The Master Musicians of Jajouka outside the cave of Boujeloud
Photo: Cherie Nutting
As residents of the small village of Jajouka in the Djebala hills of Northern Morocco, the Attar family preserves one of the oldest known musical traditions on the planet. Recognized for their music by the Moroccan Royal family for centuries, by jazz masters, rock gods, respected writers and elite artists from all corners of the globe, it’s not the influence upon western culture that sets the Jajouka masters apart. It’s the highly complex rhythms and melodies they begin learning as children from their fathers, which if practiced for a lifetime, allows them to become true Malimin or Masters. These skills and secretes of the Master Musicians of Jajouka have been passed through generations and have endured through centuries of struggle.
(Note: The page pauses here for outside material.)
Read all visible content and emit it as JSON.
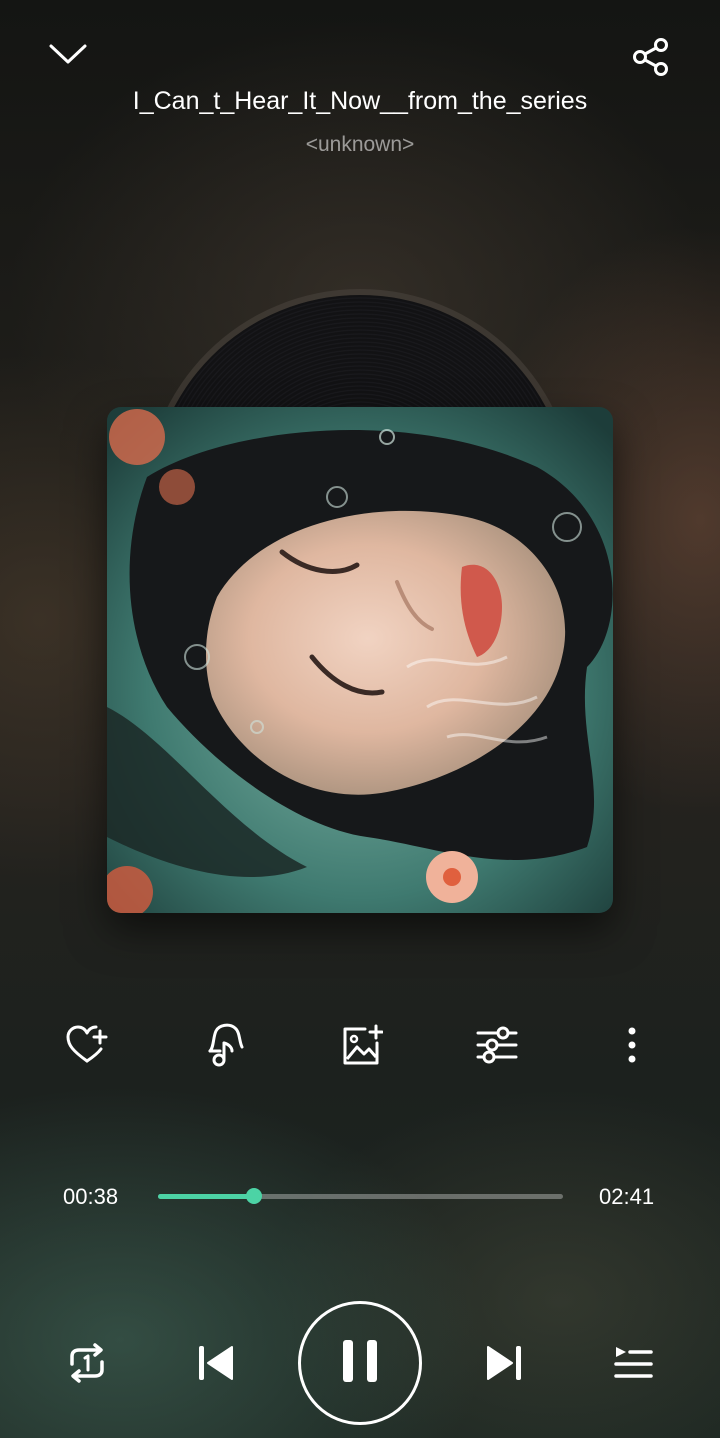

The Master Musicians of Jajouka play a variety of folk, ancient and newly written musical pieces on traditional, locally made instruments. Many of the compositions in their extensive repertoire are unique to the Attar family and their traditions in Jajouka. Boujeloudia, the rights of the “father of skins,” Boujeloud, is performed in the village during the week long festival during the Aïd el–Kebir. Hamza oua Hamzine, their oldest and most complex musical number, was played by the Jajouka Masters for the Sultan, both in his palace and on the battle field, for centuries. The Hadra summons the spiritual energy of the holy saint buried in Jajouka, Sidi Ahmed Sheikh, who is said to have blessed the Attar family and their music with baraka and the power to heal people of mental and physical illness.